The hiring sprees of 2009 are starting to pay off at boutique investment firms. As first-quarter earnings season gets underway, smaller firms are reporting impressive revenues on the backs of talent acquired last year. And many have continued to add to its employee roster since the start of 2010 with plans to make selective hires in the coming months.
Here's a look at the plans of three high-profile boutiques:
1. Jefferies: The New York-based firm marched forward with its plans to build out into a full-service securities and investment firm. As of March 31, it increased headcount by 101 to 2,729 employees from the previous quarter, according to its first-quarter earnings report. Staff levels inched up every quarter in 2009, rising 19% compared to the same period a year ago.
"The majority of this increase was driven by the continued build up the infrastructure required to support our recent expanded sales and trading and investment banking platforms," said Peregrine C. Broadbent, the firm's chief financial officer, on a conference call with investors and analysts this week. Some of the new hires were made in London. Jefferies had announced last August a plan to recruit talent there to expand an integrated European credit effort that would focus on investment grade, high yield and loan products.
Net revenues jumped 71% to $583 million in the first quarter compared to $342 million in the prior year.
2. Piper Jaffray: The Minneapolis-based firm grew its staff to 1,092, up 53 workers from the fourth quarter. In anticipation of a hotter M&A market in 2010, Piper Jaffray filled 25 of the 30 senior hires it planned to make this year, said CEO Andrew Duff on a conference call with analysts. The firm had hired 50 senior revenue producers in 2009. Though the firm initially aimed to recruit approximately the same number of senior-level professionals this year, it revised its plans to bring on more junior bankers.
The adjustment was partially due to the "competitive landscape" that "has changed fairly significantly, Duff said on the call. "So we're going to moderate that and, if you will, kind of mature what we've done and then remix and hire some more junior than we had originally planned."
Approximately one-third of the new hires in the first quarter were in Europe and Asia and the remaining jobs will likely be focused there as well.
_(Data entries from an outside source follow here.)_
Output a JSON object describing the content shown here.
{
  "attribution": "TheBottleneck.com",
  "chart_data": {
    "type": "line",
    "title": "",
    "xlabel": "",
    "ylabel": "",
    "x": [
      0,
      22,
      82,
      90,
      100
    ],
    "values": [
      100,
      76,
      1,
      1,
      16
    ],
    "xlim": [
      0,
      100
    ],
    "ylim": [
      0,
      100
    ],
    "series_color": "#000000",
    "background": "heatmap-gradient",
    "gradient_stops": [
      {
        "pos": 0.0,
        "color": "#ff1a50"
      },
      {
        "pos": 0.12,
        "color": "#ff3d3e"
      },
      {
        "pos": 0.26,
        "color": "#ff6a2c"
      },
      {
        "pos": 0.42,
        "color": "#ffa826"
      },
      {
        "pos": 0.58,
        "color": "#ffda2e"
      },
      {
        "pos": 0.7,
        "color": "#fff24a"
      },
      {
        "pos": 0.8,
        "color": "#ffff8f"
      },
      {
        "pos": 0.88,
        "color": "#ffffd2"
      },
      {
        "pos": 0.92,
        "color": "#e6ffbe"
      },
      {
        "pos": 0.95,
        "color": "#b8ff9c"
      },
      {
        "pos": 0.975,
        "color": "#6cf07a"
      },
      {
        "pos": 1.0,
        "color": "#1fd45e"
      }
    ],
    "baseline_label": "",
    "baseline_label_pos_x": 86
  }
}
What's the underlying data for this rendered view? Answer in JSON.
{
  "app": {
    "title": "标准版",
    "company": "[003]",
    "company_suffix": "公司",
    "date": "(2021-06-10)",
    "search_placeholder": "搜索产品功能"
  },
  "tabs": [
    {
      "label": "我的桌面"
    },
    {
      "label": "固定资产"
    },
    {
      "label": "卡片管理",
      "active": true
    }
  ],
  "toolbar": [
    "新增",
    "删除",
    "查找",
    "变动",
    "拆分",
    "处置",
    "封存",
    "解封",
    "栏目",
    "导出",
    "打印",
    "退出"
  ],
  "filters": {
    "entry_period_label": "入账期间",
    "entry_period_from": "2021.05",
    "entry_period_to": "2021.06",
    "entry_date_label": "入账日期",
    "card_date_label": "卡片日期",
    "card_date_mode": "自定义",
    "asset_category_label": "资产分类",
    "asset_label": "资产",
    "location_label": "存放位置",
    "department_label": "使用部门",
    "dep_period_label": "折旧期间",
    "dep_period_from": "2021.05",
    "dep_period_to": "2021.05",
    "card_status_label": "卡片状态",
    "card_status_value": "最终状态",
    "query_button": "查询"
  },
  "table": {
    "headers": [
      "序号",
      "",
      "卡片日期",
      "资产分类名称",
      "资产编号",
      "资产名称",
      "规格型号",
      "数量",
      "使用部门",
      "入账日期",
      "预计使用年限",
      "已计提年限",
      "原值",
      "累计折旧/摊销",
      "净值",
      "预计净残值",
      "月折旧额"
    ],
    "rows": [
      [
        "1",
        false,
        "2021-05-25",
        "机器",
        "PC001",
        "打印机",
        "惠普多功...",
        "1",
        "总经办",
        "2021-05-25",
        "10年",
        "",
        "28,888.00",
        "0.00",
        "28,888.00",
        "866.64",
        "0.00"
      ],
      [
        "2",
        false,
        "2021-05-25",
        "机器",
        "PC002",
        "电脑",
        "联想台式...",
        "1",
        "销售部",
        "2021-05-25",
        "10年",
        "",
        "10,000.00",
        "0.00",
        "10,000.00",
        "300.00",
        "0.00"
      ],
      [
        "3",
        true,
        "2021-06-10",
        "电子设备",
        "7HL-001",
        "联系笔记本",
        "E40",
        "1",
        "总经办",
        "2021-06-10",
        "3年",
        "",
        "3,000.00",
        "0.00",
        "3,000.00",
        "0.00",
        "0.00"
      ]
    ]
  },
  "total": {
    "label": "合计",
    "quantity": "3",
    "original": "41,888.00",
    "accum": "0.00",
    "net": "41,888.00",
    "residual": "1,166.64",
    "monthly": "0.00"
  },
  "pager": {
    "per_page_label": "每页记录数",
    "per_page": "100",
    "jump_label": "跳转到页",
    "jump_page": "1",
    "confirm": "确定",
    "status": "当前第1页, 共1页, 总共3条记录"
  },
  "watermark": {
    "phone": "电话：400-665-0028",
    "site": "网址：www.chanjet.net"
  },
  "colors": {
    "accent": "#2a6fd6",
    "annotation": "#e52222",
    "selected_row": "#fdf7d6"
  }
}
While the bulk of the banking hires have been completed, the firm said it is still looking to fill positions in research and distribution. It will also continue to add to its middle-market sales force with a concentration in fixed income.
The larger work force is a part of the firm's strategy to increase its return on equity to up to 12% by 2012. The firm's return on equity was 4.6% at the end of last year.
3. Evercore Partners: Hiring activity is strong in the New York-based boutique's capital markets advisory and institutional equities business. Having received its underwriting authority in March, Evercore is "starting to very significantly ramp up hiring," said chief financial officer Robert Walsh on a conference call with analysts this week. The new underwriting business completed its first assignment during the quarter.
The firm made four key hires in its advisory unit in the first quarter to accompany its launch into coverage of real-estate banking, metals and mining, and fund-raising. Further hiring will likely follow the firm's foray into these areas.
Evercore did not specify firm employee numbers in its first quarter earnings release. The firm reported net revenues of $85.1 million, up 77% compared to the same period a year ago. Earnings were driven by continued strong revenues stemming from its investment banking advisory business.